● What you need to do:
Please filter the listing for the string "constraint" and copy each matching line.

● Supplied material:

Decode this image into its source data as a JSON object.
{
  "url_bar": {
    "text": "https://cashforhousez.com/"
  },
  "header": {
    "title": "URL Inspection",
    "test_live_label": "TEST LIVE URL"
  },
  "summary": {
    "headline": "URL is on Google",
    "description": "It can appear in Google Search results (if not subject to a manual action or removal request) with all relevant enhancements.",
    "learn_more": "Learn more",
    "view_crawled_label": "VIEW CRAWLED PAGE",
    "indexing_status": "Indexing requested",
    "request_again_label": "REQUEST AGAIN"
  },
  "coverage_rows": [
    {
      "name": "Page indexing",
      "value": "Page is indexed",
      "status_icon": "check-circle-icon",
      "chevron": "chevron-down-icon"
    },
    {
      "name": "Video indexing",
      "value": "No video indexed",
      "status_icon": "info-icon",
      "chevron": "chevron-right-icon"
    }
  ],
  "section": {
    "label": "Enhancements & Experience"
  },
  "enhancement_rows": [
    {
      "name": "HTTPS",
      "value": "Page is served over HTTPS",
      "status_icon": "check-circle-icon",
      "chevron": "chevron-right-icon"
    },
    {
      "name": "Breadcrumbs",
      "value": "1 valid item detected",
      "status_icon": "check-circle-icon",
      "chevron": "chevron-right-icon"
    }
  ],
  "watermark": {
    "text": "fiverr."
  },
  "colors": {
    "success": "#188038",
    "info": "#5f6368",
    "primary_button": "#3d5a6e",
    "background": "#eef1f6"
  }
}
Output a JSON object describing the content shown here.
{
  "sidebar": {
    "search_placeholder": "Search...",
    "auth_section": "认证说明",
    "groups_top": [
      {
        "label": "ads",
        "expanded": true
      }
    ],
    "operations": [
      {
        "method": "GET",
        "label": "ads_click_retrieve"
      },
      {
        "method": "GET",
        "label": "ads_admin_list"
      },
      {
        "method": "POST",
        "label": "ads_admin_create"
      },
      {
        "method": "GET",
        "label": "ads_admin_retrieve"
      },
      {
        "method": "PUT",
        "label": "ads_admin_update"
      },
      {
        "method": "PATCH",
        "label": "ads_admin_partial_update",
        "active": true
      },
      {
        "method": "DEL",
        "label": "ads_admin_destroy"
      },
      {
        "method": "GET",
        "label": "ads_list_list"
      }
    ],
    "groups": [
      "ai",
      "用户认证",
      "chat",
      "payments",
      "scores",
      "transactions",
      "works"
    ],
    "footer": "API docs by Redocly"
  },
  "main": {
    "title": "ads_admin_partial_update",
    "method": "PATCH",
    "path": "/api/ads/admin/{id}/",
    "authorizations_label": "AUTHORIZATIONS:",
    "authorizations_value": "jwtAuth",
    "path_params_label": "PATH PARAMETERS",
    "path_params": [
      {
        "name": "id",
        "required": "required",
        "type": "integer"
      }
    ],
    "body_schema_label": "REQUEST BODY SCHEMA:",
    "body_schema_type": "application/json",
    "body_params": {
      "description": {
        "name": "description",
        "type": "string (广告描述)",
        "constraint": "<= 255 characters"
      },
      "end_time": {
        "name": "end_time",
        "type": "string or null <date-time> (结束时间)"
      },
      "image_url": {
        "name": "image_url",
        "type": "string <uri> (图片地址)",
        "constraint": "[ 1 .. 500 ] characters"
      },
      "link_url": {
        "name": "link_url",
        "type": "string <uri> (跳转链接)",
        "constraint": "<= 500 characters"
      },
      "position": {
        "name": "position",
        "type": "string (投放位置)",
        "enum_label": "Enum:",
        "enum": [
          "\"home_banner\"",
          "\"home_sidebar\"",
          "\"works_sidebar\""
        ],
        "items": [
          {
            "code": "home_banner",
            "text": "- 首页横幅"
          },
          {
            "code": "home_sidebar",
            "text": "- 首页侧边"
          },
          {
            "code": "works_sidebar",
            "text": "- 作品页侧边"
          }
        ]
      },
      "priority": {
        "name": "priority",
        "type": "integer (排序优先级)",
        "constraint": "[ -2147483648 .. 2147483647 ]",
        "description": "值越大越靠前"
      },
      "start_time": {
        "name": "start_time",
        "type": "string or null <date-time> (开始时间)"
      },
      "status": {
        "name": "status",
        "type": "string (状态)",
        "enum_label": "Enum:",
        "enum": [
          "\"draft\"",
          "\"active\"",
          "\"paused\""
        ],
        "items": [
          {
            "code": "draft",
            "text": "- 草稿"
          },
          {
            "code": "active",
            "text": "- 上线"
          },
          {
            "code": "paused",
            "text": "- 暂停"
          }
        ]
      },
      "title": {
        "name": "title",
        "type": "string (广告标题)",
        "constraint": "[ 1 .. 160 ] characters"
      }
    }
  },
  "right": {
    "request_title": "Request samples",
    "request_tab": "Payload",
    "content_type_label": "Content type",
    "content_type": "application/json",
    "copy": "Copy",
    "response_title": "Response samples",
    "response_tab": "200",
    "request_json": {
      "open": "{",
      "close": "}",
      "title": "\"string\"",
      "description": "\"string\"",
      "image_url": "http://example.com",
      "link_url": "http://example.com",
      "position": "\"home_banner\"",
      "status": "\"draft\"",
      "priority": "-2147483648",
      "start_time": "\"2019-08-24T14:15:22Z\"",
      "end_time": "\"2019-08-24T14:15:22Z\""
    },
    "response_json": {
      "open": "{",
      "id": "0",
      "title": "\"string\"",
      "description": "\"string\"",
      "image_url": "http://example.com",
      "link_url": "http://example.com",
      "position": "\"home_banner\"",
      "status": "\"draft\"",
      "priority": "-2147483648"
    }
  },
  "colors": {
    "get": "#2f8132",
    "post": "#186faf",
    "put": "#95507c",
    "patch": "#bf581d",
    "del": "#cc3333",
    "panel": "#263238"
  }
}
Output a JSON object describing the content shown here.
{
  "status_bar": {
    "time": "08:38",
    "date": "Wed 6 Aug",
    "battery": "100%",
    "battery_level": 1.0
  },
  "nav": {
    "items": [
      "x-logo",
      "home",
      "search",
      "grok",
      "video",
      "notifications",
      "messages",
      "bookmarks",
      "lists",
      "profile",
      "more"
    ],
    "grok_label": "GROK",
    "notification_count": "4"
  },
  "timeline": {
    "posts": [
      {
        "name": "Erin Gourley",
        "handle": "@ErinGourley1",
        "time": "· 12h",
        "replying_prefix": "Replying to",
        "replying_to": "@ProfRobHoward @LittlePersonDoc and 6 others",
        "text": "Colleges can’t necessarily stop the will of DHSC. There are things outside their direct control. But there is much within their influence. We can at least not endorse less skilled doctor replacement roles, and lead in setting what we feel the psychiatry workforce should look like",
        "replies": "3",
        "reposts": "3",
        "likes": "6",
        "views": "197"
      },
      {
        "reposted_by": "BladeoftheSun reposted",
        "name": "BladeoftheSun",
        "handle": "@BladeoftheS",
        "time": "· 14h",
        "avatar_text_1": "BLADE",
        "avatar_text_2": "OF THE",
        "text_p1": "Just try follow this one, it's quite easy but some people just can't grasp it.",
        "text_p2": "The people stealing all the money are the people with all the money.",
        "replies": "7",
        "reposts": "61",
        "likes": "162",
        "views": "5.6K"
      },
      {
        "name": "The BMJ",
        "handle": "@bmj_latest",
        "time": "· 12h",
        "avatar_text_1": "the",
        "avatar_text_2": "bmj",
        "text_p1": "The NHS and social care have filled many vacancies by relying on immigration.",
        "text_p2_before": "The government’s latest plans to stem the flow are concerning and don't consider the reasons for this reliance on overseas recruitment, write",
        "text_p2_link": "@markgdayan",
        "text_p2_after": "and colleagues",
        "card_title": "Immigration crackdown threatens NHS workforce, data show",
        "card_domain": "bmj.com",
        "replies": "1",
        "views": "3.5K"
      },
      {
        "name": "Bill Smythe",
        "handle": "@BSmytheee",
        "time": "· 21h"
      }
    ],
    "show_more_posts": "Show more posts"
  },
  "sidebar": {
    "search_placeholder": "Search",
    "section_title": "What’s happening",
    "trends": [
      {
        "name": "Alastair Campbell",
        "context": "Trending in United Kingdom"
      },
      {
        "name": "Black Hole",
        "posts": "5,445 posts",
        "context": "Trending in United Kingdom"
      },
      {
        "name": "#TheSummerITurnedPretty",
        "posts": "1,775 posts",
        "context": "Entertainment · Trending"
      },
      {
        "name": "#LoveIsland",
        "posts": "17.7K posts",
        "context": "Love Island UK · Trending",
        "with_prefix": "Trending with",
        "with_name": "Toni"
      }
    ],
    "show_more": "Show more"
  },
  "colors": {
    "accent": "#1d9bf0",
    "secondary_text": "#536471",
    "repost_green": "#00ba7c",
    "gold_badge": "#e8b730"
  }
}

● Output below:
        "constraint": "<= 255 characters"
        "constraint": "[ 1 .. 500 ] characters"
        "constraint": "<= 500 characters"
        "constraint": "[ -2147483648 .. 2147483647 ]",
        "constraint": "[ 1 .. 160 ] characters"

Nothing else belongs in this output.